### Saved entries
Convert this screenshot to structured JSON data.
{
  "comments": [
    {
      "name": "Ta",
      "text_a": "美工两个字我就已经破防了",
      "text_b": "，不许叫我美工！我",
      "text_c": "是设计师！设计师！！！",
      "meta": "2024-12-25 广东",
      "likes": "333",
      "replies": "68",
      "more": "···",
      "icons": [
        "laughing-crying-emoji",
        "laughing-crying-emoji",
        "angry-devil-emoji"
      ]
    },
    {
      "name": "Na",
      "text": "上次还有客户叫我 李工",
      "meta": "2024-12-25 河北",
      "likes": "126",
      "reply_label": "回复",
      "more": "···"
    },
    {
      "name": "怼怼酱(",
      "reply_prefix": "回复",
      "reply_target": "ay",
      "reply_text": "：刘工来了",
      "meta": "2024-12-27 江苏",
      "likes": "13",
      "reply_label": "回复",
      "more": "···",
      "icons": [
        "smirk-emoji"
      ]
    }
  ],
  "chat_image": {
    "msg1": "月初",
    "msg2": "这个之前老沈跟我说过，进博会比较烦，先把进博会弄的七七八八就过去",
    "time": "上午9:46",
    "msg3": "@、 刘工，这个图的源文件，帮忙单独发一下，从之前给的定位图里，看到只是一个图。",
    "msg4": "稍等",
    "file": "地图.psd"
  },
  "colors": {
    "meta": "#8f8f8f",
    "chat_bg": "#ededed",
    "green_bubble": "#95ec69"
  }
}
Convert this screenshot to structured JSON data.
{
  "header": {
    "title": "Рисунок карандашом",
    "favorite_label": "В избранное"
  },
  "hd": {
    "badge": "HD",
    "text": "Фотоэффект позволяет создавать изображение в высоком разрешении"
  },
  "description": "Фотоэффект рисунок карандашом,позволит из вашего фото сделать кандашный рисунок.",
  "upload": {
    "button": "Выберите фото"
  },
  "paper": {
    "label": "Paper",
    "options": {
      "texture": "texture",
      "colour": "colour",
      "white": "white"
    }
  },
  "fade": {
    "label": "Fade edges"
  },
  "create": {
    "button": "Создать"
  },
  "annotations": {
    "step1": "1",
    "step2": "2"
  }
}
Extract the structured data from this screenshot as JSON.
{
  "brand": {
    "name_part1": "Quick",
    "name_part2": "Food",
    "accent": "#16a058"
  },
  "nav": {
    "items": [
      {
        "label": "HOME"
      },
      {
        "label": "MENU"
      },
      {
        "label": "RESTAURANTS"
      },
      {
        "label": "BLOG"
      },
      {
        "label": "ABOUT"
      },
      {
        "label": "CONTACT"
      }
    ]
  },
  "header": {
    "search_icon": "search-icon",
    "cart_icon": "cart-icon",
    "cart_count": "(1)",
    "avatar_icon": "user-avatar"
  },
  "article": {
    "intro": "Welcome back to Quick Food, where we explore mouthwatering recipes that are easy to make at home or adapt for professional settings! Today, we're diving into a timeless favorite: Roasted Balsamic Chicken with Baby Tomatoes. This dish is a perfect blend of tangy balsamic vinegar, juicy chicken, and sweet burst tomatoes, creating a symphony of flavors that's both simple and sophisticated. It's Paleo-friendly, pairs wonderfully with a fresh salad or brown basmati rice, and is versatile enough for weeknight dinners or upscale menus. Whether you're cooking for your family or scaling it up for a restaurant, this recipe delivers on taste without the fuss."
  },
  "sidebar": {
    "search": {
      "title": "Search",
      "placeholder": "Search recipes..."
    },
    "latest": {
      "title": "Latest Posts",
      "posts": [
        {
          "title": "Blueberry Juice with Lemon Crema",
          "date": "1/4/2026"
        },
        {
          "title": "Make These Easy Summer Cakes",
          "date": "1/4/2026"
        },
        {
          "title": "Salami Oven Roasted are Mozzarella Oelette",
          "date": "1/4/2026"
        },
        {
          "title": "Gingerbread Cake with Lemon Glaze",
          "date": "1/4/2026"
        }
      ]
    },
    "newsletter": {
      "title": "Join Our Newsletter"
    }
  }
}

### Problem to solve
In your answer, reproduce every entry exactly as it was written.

### Exercise solution
Convert this screenshot to structured JSON data.
{
  "comments": [
    {
      "name": "Ta",
      "text_a": "美工两个字我就已经破防了",
      "text_b": "，不许叫我美工！我",
      "text_c": "是设计师！设计师！！！",
      "meta": "2024-12-25 广东",
      "likes": "333",
      "replies": "68",
      "more": "···",
      "icons": [
        "laughing-crying-emoji",
        "laughing-crying-emoji",
        "angry-devil-emoji"
      ]
    },
    {
      "name": "Na",
      "text": "上次还有客户叫我 李工",
      "meta": "2024-12-25 河北",
      "likes": "126",
      "reply_label": "回复",
      "more": "···"
    },
    {
      "name": "怼怼酱(",
      "reply_prefix": "回复",
      "reply_target": "ay",
      "reply_text": "：刘工来了",
      "meta": "2024-12-27 江苏",
      "likes": "13",
      "reply_label": "回复",
      "more": "···",
      "icons": [
        "smirk-emoji"
      ]
    }
  ],
  "chat_image": {
    "msg1": "月初",
    "msg2": "这个之前老沈跟我说过，进博会比较烦，先把进博会弄的七七八八就过去",
    "time": "上午9:46",
    "msg3": "@、 刘工，这个图的源文件，帮忙单独发一下，从之前给的定位图里，看到只是一个图。",
    "msg4": "稍等",
    "file": "地图.psd"
  },
  "colors": {
    "meta": "#8f8f8f",
    "chat_bg": "#ededed",
    "green_bubble": "#95ec69"
  }
}
Convert this screenshot to structured JSON data.
{
  "header": {
    "title": "Рисунок карандашом",
    "favorite_label": "В избранное"
  },
  "hd": {
    "badge": "HD",
    "text": "Фотоэффект позволяет создавать изображение в высоком разрешении"
  },
  "description": "Фотоэффект рисунок карандашом,позволит из вашего фото сделать кандашный рисунок.",
  "upload": {
    "button": "Выберите фото"
  },
  "paper": {
    "label": "Paper",
    "options": {
      "texture": "texture",
      "colour": "colour",
      "white": "white"
    }
  },
  "fade": {
    "label": "Fade edges"
  },
  "create": {
    "button": "Создать"
  },
  "annotations": {
    "step1": "1",
    "step2": "2"
  }
}
Extract the structured data from this screenshot as JSON.
{
  "brand": {
    "name_part1": "Quick",
    "name_part2": "Food",
    "accent": "#16a058"
  },
  "nav": {
    "items": [
      {
        "label": "HOME"
      },
      {
        "label": "MENU"
      },
      {
        "label": "RESTAURANTS"
      },
      {
        "label": "BLOG"
      },
      {
        "label": "ABOUT"
      },
      {
        "label": "CONTACT"
      }
    ]
  },
  "header": {
    "search_icon": "search-icon",
    "cart_icon": "cart-icon",
    "cart_count": "(1)",
    "avatar_icon": "user-avatar"
  },
  "article": {
    "intro": "Welcome back to Quick Food, where we explore mouthwatering recipes that are easy to make at home or adapt for professional settings! Today, we're diving into a timeless favorite: Roasted Balsamic Chicken with Baby Tomatoes. This dish is a perfect blend of tangy balsamic vinegar, juicy chicken, and sweet burst tomatoes, creating a symphony of flavors that's both simple and sophisticated. It's Paleo-friendly, pairs wonderfully with a fresh salad or brown basmati rice, and is versatile enough for weeknight dinners or upscale menus. Whether you're cooking for your family or scaling it up for a restaurant, this recipe delivers on taste without the fuss."
  },
  "sidebar": {
    "search": {
      "title": "Search",
      "placeholder": "Search recipes..."
    },
    "latest": {
      "title": "Latest Posts",
      "posts": [
        {
          "title": "Blueberry Juice with Lemon Crema",
          "date": "1/4/2026"
        },
        {
          "title": "Make These Easy Summer Cakes",
          "date": "1/4/2026"
        },
        {
          "title": "Salami Oven Roasted are Mozzarella Oelette",
          "date": "1/4/2026"
        },
        {
          "title": "Gingerbread Cake with Lemon Glaze",
          "date": "1/4/2026"
        }
      ]
    },
    "newsletter": {
      "title": "Join Our Newsletter"
    }
  }
}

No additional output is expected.